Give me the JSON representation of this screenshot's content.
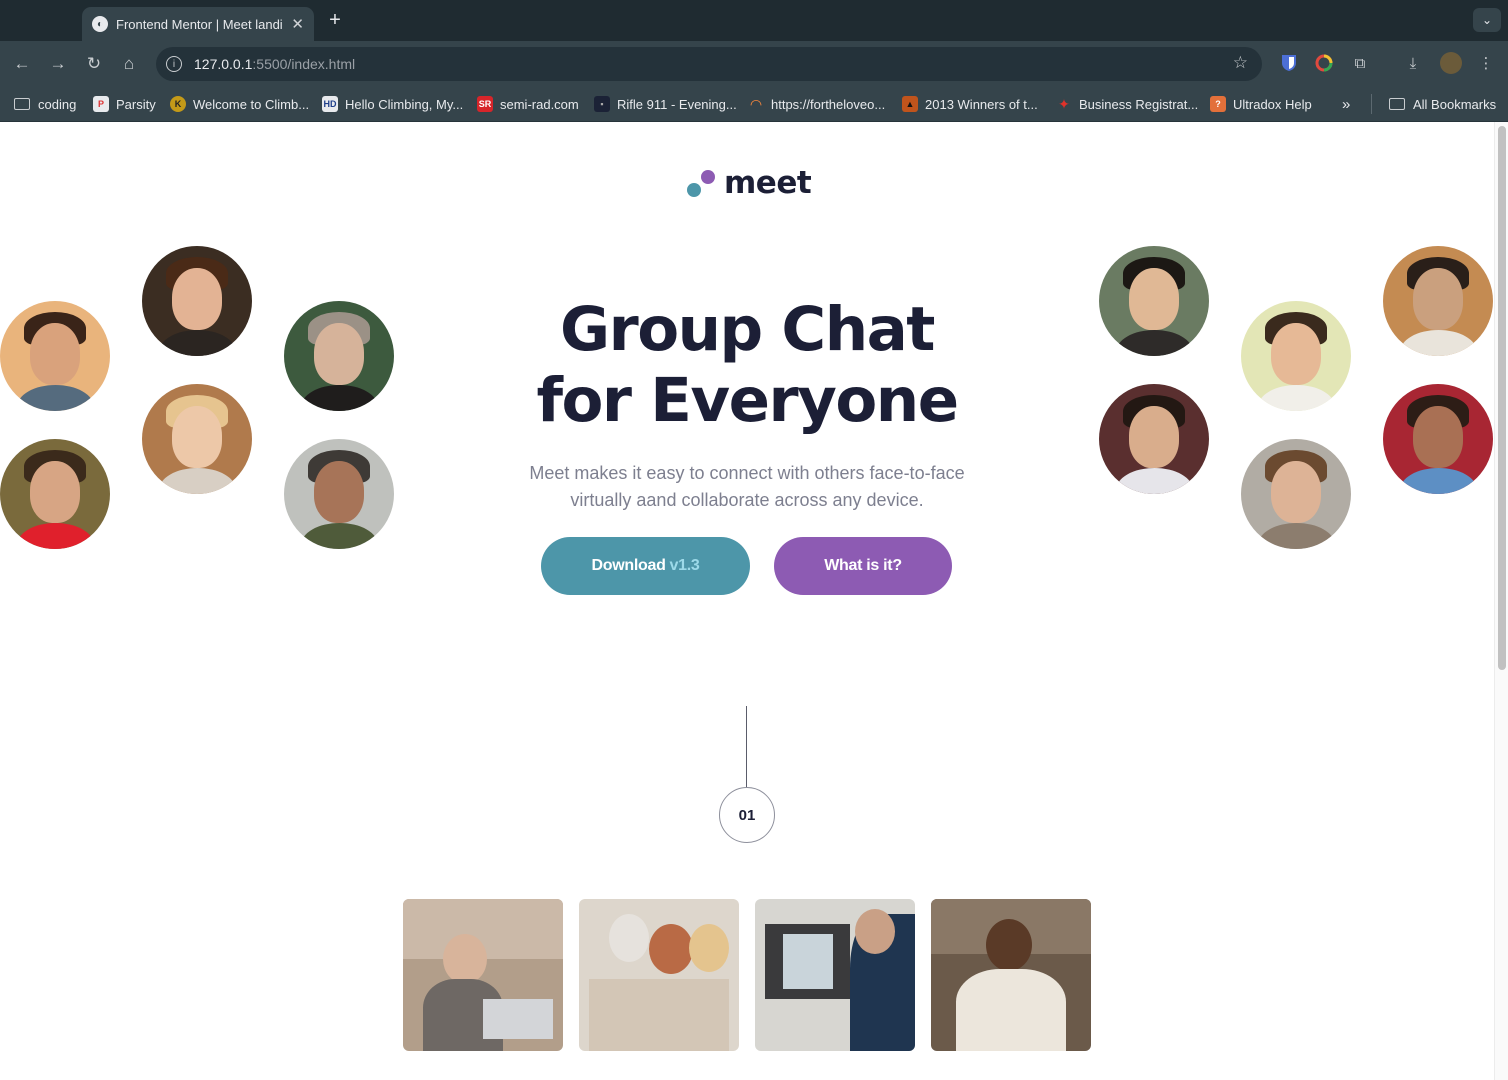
{
  "browser": {
    "tab_title": "Frontend Mentor | Meet landing page",
    "new_tab": "+",
    "url_host": "127.0.0.1",
    "url_path": ":5500/index.html",
    "bookmarks": [
      {
        "label": "coding",
        "icon": "folder-icon"
      },
      {
        "label": "Parsity",
        "icon": "parsity-icon"
      },
      {
        "label": "Welcome to Climb...",
        "icon": "climb-icon"
      },
      {
        "label": "Hello Climbing, My...",
        "icon": "hd-icon"
      },
      {
        "label": "semi-rad.com",
        "icon": "sr-icon"
      },
      {
        "label": "Rifle 911 - Evening...",
        "icon": "rifle-icon"
      },
      {
        "label": "https://fortheloveo...",
        "icon": "rainbow-icon"
      },
      {
        "label": "2013 Winners of t...",
        "icon": "mountain-icon"
      },
      {
        "label": "Business Registrat...",
        "icon": "maple-leaf-icon"
      },
      {
        "label": "Ultradox Help",
        "icon": "ultradox-icon"
      }
    ],
    "more_bookmarks": "»",
    "all_bookmarks": "All Bookmarks"
  },
  "page": {
    "logo_text": "meet",
    "headline_line1": "Group Chat",
    "headline_line2": "for Everyone",
    "subtext": "Meet makes it easy to connect with others face-to-face virtually aand collaborate across any device.",
    "download_label": "Download",
    "download_version": "v1.3",
    "what_label": "What is it?",
    "step_number": "01"
  },
  "colors": {
    "accent_teal": "#4d96a9",
    "accent_purple": "#8d5bb3",
    "heading": "#1c1f36",
    "body_text": "#7d7f8f"
  }
}
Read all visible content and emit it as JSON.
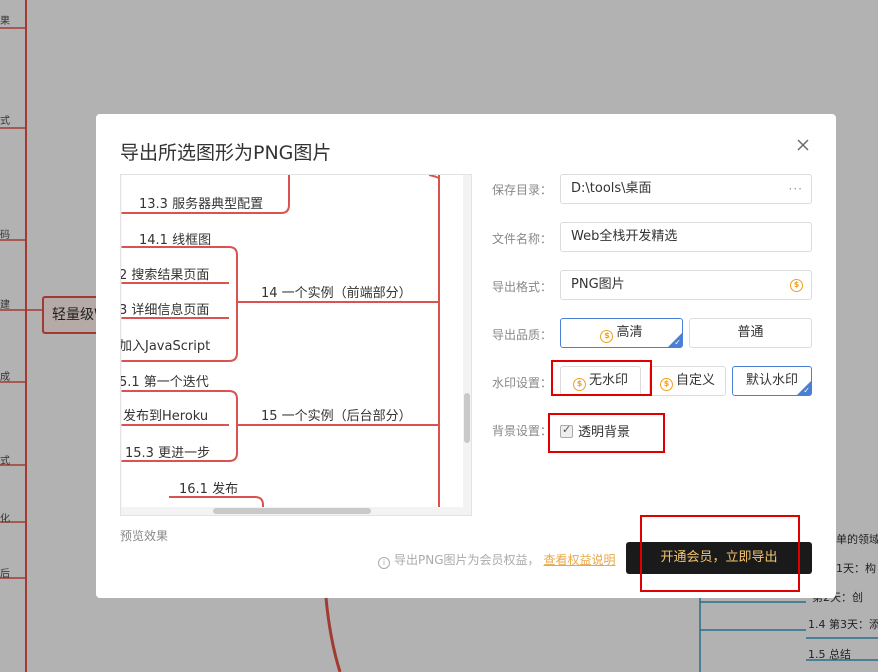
{
  "background": {
    "root_node": "轻量级W",
    "left_labels": [
      "果",
      "式",
      "码",
      "建",
      "成",
      "式",
      "化",
      "后"
    ],
    "right_nodes": [
      "单的领域",
      "1天：构",
      "第2天：创",
      "1.4 第3天：添",
      "1.5 总结"
    ]
  },
  "dialog": {
    "title": "导出所选图形为PNG图片",
    "preview": {
      "nodes": [
        "13.3 服务器典型配置",
        "14.1 线框图",
        "2 搜索结果页面",
        "3 详细信息页面",
        "加入JavaScript",
        "14 一个实例（前端部分）",
        "5.1 第一个迭代",
        "发布到Heroku",
        "15.3 更进一步",
        "15 一个实例（后台部分）",
        "16.1 发布"
      ],
      "caption": "预览效果"
    },
    "form": {
      "save_dir": {
        "label": "保存目录：",
        "value": "D:\\tools\\桌面",
        "more": "···"
      },
      "file_name": {
        "label": "文件名称：",
        "value": "Web全栈开发精选"
      },
      "format": {
        "label": "导出格式：",
        "value": "PNG图片"
      },
      "quality": {
        "label": "导出品质：",
        "options": [
          "高清",
          "普通"
        ],
        "selected": "高清"
      },
      "watermark": {
        "label": "水印设置：",
        "options": [
          "无水印",
          "自定义",
          "默认水印"
        ],
        "selected": "默认水印"
      },
      "background": {
        "label": "背景设置：",
        "checkbox_label": "透明背景",
        "checked": true
      }
    },
    "footer": {
      "info_text": "导出PNG图片为会员权益，",
      "info_link": "查看权益说明",
      "export_button": "开通会员，立即导出"
    }
  },
  "colors": {
    "accent": "#4a7fd6",
    "mindmap_line": "#d9534f",
    "annotation": "#e00000",
    "vip_gold": "#f0a020",
    "button_dark": "#1a1a1a",
    "overlay": "#b2b2b2"
  }
}
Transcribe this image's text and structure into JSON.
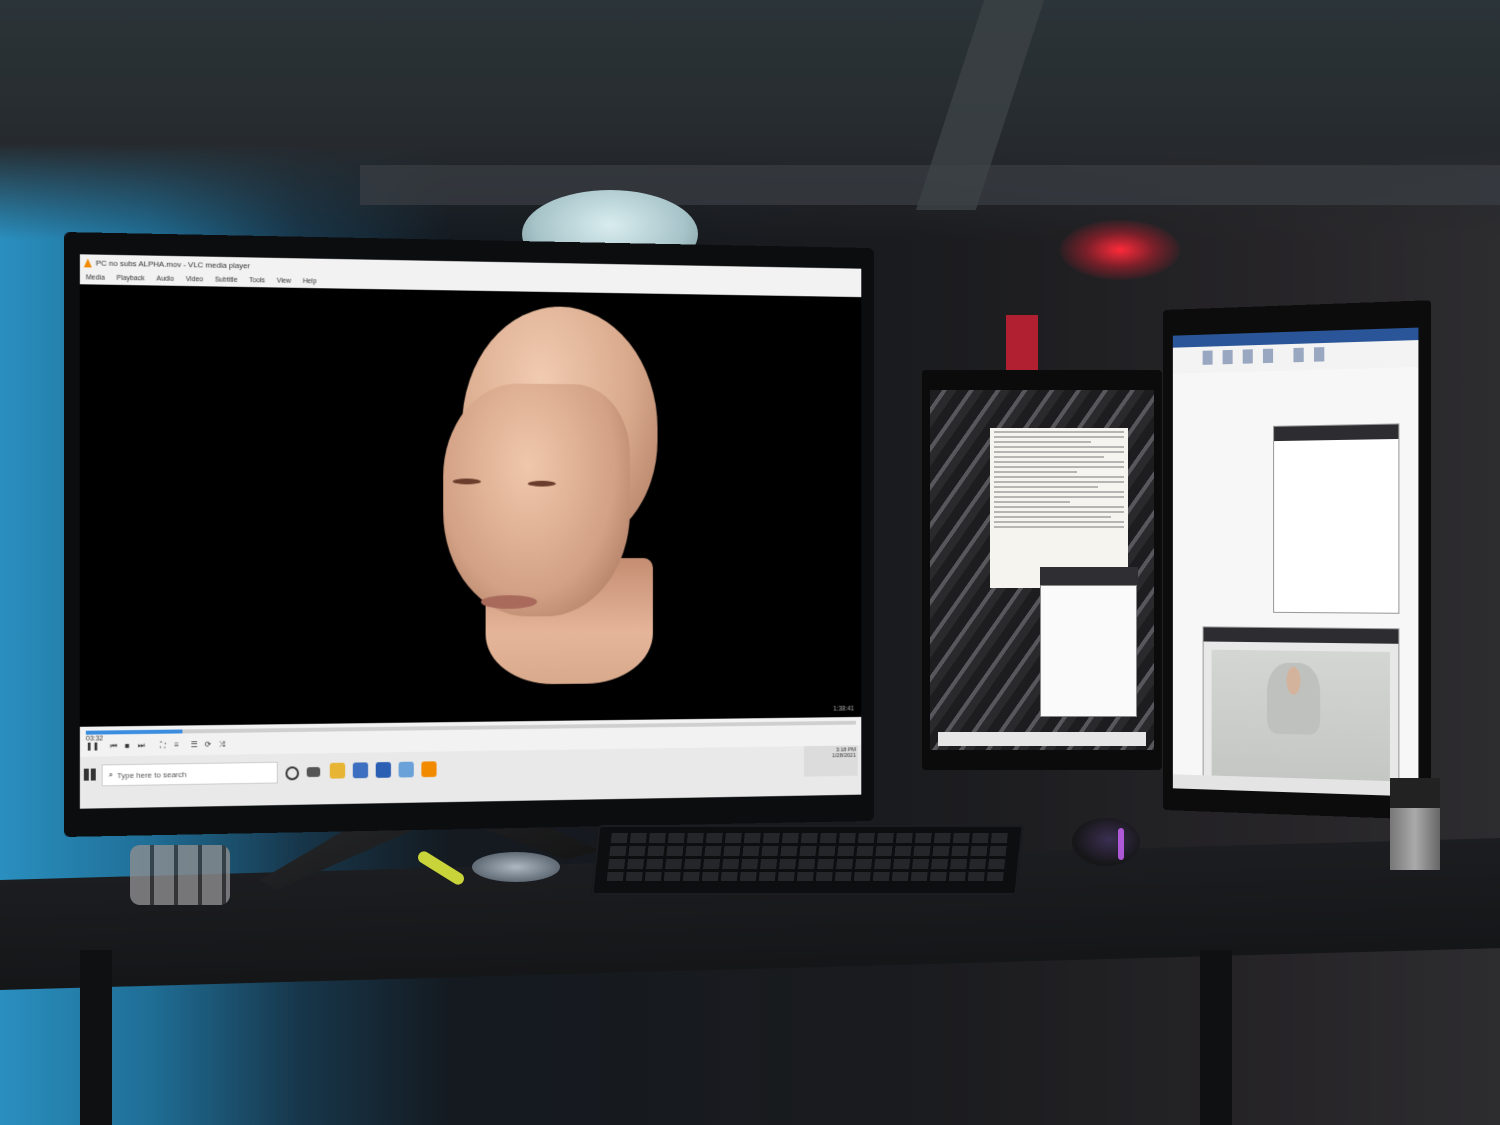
{
  "vlc": {
    "window_title": "PC no subs ALPHA.mov - VLC media player",
    "menu": [
      "Media",
      "Playback",
      "Audio",
      "Video",
      "Subtitle",
      "Tools",
      "View",
      "Help"
    ],
    "elapsed_time": "03:32",
    "remaining_time": "1:38:41",
    "playback_progress": 0.12
  },
  "taskbar": {
    "search_placeholder": "Type here to search",
    "clock_time": "3:18 PM",
    "clock_date": "1/28/2021"
  },
  "colors": {
    "vlc_accent": "#f28a00",
    "seek_fill": "#3b8de0",
    "word_blue": "#2a5699"
  }
}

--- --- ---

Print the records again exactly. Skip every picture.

Give me the JSON representation of this screenshot's content.
{
  "browser": {
    "tab_title": "Frontend Mentor | Meet landing page",
    "new_tab": "+",
    "url_host": "127.0.0.1",
    "url_path": ":5500/index.html",
    "bookmarks": [
      {
        "label": "coding",
        "icon": "folder-icon"
      },
      {
        "label": "Parsity",
        "icon": "parsity-icon"
      },
      {
        "label": "Welcome to Climb...",
        "icon": "climb-icon"
      },
      {
        "label": "Hello Climbing, My...",
        "icon": "hd-icon"
      },
      {
        "label": "semi-rad.com",
        "icon": "sr-icon"
      },
      {
        "label": "Rifle 911 - Evening...",
        "icon": "rifle-icon"
      },
      {
        "label": "https://fortheloveo...",
        "icon": "rainbow-icon"
      },
      {
        "label": "2013 Winners of t...",
        "icon": "mountain-icon"
      },
      {
        "label": "Business Registrat...",
        "icon": "maple-leaf-icon"
      },
      {
        "label": "Ultradox Help",
        "icon": "ultradox-icon"
      }
    ],
    "more_bookmarks": "»",
    "all_bookmarks": "All Bookmarks"
  },
  "page": {
    "logo_text": "meet",
    "headline_line1": "Group Chat",
    "headline_line2": "for Everyone",
    "subtext": "Meet makes it easy to connect with others face-to-face virtually aand collaborate across any device.",
    "download_label": "Download",
    "download_version": "v1.3",
    "what_label": "What is it?",
    "step_number": "01"
  },
  "colors": {
    "accent_teal": "#4d96a9",
    "accent_purple": "#8d5bb3",
    "heading": "#1c1f36",
    "body_text": "#7d7f8f"
  }
}
Read all visible content and emit it as JSON.
{
  "background": {
    "root_node": "轻量级W",
    "left_labels": [
      "果",
      "式",
      "码",
      "建",
      "成",
      "式",
      "化",
      "后"
    ],
    "right_nodes": [
      "单的领域",
      "1天：构",
      "第2天：创",
      "1.4 第3天：添",
      "1.5 总结"
    ]
  },
  "dialog": {
    "title": "导出所选图形为PNG图片",
    "preview": {
      "nodes": [
        "13.3 服务器典型配置",
        "14.1 线框图",
        "2 搜索结果页面",
        "3 详细信息页面",
        "加入JavaScript",
        "14 一个实例（前端部分）",
        "5.1 第一个迭代",
        "发布到Heroku",
        "15.3 更进一步",
        "15 一个实例（后台部分）",
        "16.1 发布"
      ],
      "caption": "预览效果"
    },
    "form": {
      "save_dir": {
        "label": "保存目录：",
        "value": "D:\\tools\\桌面",
        "more": "···"
      },
      "file_name": {
        "label": "文件名称：",
        "value": "Web全栈开发精选"
      },
      "format": {
        "label": "导出格式：",
        "value": "PNG图片"
      },
      "quality": {
        "label": "导出品质：",
        "options": [
          "高清",
          "普通"
        ],
        "selected": "高清"
      },
      "watermark": {
        "label": "水印设置：",
        "options": [
          "无水印",
          "自定义",
          "默认水印"
        ],
        "selected": "默认水印"
      },
      "background": {
        "label": "背景设置：",
        "checkbox_label": "透明背景",
        "checked": true
      }
    },
    "footer": {
      "info_text": "导出PNG图片为会员权益，",
      "info_link": "查看权益说明",
      "export_button": "开通会员，立即导出"
    }
  },
  "colors": {
    "accent": "#4a7fd6",
    "mindmap_line": "#d9534f",
    "annotation": "#e00000",
    "vip_gold": "#f0a020",
    "button_dark": "#1a1a1a",
    "overlay": "#b2b2b2"
  }
}
Transcribe this image's text and structure into JSON.
{
  "vlc": {
    "window_title": "PC no subs ALPHA.mov - VLC media player",
    "menu": [
      "Media",
      "Playback",
      "Audio",
      "Video",
      "Subtitle",
      "Tools",
      "View",
      "Help"
    ],
    "elapsed_time": "03:32",
    "remaining_time": "1:38:41",
    "playback_progress": 0.12
  },
  "taskbar": {
    "search_placeholder": "Type here to search",
    "clock_time": "3:18 PM",
    "clock_date": "1/28/2021"
  },
  "colors": {
    "vlc_accent": "#f28a00",
    "seek_fill": "#3b8de0",
    "word_blue": "#2a5699"
  }
}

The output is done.